The dollar was likely to continue its lurch higher in the wake of the surprise presidential election win by Donald Trump, as inflation was set for a comeback, analysts said.
The , which measures the dollar against a basket of currencies, rose as high as 99.247 in early Asia trade on Monday, from levels below 97 in the days before the U.S. election, which Trump won.
Analysts said the market was now pricing in the billionaire businessman's surprise win.
"It is very much the market building up expectation or pricing in his election campaign language," Tai Hui, chief Asia market strategist at JPMorgan Asset Management, told CNBC's "Squawk Box" on Monday. "His bias in terms of policy from an economist's standpoint is very much inflation, inflation, inflation."

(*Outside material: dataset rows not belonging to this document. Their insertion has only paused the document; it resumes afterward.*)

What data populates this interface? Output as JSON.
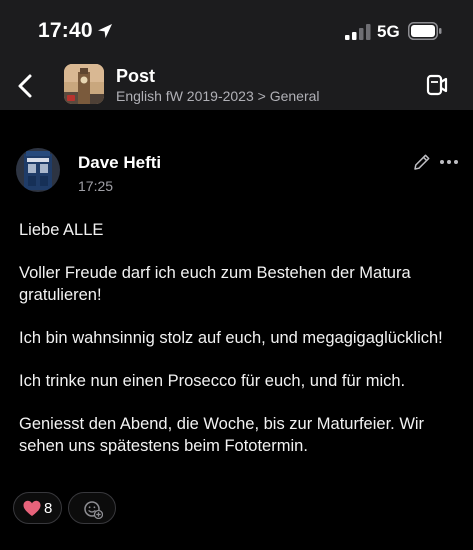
{
  "status_bar": {
    "time": "17:40",
    "network": "5G",
    "icons": [
      "location-arrow-icon",
      "signal-bars-icon",
      "battery-icon"
    ]
  },
  "nav": {
    "title": "Post",
    "subtitle": "English fW 2019-2023 > General",
    "icons": [
      "chevron-left-icon",
      "channel-avatar",
      "video-call-icon"
    ]
  },
  "post": {
    "author": "Dave Hefti",
    "time": "17:25",
    "paragraphs": [
      "Liebe ALLE",
      "Voller Freude darf ich euch zum Bestehen der Matura gratulieren!",
      "Ich bin wahnsinnig stolz auf euch, und megagigaglücklich!",
      "Ich trinke nun einen Prosecco für euch, und für mich.",
      "Geniesst den Abend, die Woche, bis zur Maturfeier. Wir sehen uns spätestens beim Fototermin."
    ],
    "actions": [
      "pencil-icon",
      "more-icon"
    ]
  },
  "reactions": {
    "heart_count": "8",
    "colors": {
      "heart": "#e8637b",
      "chip_border": "#38383c"
    }
  }
}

"Infrastructure, deficit spending, protectionism, immigration reform; everything he's mentioned so far is going to push prices higher in the U.S.," Hui said. "If you block immigrants, or even illegal immigrants working in the states, wages will rise. If you think about trade policy, if you block Chinese exports to the U.S. prices will rise."
Expectations of higher inflation would in turn boost expectations that interest rates would climb, which would likely attract inflows into the U.S. dollar.
Hui expected that the Federal Reserve would hike interest rates at its December meeting. That was likely to push up U.S. bond yields, helping to drive further flows into the dollar.
Other analysts also said they expected higher U.S. rates and a stronger dollar.
"December is baked in the cake," Ray Attrill, co-head of foreign-exchange strategy at National Australia Bank, told CNBC's "Squawk Box" on Monday.
But Attrill added that the market appeared to only be pricing in around 45 basis points of Fed hikes though to the end of 2017, including the expected 25 basis-point increase next month.
"Given what's happening with inflation expectations, given what the bond market signal is there, if the market's half right about inflation expectations and inflation next year, then that is probably going to be the next shoe to drop as far as U.S. interest rates are concerned," he said. Attrill expected short-term interest rates would continue creeping higher, pulling the dollar along for the ride.
In the wake of last week's election outcome, the U.S. 10-year Treasury yield climbed above 2 percent from levels below 1.80 percent in the days before the result.
"Seeing those shorter rates creeping higher, I think is something we should be braced for and that's something that brings in its wake a still firmer U.S. dollar," Attrill said.
—By CNBC.Com's Leslie Shaffer; Follow her on Twitter @LeslieShaffer1